Data about app and page elements
------------

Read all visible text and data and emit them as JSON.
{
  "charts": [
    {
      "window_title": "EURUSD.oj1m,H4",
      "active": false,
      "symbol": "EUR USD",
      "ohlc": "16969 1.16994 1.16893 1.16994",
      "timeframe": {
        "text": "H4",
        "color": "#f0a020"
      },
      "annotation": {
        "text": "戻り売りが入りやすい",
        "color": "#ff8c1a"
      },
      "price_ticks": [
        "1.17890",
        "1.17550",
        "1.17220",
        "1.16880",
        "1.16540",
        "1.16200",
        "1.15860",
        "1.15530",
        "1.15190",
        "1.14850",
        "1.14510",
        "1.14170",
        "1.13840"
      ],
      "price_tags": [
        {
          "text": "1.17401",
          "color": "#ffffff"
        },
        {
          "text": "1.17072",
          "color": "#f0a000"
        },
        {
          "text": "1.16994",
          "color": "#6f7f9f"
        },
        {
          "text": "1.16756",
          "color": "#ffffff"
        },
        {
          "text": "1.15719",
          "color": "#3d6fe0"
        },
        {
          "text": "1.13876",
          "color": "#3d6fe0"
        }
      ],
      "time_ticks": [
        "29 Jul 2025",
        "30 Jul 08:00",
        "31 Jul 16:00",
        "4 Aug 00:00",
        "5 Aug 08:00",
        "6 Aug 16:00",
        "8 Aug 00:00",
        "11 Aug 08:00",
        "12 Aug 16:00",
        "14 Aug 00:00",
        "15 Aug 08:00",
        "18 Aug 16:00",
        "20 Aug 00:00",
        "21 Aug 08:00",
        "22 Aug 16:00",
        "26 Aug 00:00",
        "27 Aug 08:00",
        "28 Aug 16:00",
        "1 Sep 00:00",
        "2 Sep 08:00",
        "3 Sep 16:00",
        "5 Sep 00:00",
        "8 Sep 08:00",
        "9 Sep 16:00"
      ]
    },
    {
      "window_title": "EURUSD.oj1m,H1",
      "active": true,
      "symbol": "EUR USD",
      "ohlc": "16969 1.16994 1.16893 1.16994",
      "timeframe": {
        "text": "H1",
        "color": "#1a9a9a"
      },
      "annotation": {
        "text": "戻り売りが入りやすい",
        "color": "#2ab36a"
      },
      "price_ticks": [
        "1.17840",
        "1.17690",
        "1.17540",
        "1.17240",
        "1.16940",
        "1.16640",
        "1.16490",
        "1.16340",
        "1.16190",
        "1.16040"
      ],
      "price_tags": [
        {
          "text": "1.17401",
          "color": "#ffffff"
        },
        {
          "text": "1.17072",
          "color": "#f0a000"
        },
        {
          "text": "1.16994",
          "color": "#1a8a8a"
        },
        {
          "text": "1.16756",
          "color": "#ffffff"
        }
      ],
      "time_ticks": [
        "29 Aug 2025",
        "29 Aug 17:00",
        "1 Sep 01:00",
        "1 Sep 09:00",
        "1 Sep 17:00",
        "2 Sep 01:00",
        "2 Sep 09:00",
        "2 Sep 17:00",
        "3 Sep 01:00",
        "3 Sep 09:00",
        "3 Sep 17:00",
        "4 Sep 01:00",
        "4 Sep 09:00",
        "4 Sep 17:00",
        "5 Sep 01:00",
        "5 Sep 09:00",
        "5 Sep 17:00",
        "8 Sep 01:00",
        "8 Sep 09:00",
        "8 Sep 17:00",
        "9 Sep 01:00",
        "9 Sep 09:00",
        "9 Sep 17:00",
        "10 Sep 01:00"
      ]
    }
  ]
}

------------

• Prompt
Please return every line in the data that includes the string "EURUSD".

• Response for this exercise
      "window_title": "EURUSD.oj1m,H4",
      "window_title": "EURUSD.oj1m,H1",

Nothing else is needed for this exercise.